Task: For the word "pannello", search the records and show each line in which it occurs.

Records for this task:
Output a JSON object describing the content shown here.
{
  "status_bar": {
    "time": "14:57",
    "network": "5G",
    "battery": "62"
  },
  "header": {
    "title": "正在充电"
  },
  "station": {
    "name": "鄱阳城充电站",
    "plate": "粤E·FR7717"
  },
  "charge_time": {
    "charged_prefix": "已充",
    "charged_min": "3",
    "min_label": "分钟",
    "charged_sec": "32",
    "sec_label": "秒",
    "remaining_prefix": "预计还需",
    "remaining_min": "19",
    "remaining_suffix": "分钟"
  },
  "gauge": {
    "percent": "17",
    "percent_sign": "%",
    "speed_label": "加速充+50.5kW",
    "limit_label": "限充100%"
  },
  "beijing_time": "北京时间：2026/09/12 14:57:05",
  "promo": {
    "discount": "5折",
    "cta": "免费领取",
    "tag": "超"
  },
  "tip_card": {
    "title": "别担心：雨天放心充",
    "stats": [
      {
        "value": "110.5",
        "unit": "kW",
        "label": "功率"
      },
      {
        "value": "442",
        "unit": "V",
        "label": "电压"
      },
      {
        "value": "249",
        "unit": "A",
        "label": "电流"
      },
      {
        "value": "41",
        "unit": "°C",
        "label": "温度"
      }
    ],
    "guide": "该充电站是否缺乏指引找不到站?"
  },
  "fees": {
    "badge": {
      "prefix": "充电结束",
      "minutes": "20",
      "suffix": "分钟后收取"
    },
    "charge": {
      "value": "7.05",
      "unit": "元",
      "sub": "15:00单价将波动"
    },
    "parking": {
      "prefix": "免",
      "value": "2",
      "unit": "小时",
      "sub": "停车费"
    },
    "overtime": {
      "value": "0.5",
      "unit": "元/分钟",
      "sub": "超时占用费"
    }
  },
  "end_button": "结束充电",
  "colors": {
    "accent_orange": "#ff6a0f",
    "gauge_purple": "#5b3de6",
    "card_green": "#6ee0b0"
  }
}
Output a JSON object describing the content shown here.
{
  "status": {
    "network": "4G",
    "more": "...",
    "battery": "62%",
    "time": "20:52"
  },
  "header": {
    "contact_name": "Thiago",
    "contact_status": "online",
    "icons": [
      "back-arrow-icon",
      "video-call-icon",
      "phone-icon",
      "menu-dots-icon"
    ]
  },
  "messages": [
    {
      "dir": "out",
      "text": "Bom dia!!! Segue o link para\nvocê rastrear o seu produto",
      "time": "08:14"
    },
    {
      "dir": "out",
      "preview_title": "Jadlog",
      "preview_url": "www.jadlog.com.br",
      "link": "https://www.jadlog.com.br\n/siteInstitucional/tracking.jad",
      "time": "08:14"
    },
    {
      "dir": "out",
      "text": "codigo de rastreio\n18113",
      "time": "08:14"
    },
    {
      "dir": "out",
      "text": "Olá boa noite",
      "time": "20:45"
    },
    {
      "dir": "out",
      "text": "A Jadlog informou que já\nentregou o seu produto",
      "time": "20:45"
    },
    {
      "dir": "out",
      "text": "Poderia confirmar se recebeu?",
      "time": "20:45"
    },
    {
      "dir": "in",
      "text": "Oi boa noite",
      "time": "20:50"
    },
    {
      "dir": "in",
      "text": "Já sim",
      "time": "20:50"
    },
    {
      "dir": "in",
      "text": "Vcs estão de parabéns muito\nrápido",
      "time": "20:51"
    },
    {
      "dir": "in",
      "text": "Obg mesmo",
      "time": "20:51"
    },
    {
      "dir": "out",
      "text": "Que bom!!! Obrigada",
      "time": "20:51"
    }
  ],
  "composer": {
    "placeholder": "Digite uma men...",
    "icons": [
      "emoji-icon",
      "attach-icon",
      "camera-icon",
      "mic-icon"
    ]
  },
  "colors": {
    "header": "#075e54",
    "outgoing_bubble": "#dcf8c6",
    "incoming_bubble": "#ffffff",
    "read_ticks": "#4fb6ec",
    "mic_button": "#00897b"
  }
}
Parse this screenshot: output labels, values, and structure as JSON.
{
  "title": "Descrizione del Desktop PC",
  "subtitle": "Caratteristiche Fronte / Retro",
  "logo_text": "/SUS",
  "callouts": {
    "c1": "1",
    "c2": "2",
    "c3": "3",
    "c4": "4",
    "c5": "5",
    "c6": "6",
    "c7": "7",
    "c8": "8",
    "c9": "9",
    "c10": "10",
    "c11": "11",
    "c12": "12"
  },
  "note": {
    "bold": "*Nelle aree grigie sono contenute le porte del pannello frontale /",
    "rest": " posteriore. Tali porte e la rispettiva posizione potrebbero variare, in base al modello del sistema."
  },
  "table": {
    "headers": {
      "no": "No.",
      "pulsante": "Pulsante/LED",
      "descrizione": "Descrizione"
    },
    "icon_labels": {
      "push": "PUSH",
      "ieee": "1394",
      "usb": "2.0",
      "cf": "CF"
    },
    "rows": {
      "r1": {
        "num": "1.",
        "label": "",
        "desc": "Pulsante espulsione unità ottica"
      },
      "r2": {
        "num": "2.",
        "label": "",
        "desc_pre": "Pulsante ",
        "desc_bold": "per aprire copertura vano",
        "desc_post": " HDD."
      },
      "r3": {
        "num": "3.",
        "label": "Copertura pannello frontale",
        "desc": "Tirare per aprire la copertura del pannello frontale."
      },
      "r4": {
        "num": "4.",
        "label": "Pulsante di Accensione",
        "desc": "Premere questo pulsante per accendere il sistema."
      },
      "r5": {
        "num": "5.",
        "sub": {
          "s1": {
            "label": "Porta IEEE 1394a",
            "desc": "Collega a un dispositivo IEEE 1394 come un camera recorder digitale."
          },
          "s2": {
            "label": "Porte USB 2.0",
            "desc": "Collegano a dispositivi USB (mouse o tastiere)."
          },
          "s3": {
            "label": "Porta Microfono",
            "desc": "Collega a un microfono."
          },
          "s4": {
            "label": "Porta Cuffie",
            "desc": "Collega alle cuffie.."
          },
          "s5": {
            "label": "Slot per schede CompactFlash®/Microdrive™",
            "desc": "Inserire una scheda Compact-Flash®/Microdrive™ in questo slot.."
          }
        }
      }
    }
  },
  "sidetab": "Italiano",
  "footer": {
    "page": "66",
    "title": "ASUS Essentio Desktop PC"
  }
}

Response to the task:
    "bold": "*Nelle aree grigie sono contenute le porte del pannello frontale /",
        "label": "Copertura pannello frontale",
        "desc": "Tirare per aprire la copertura del pannello frontale."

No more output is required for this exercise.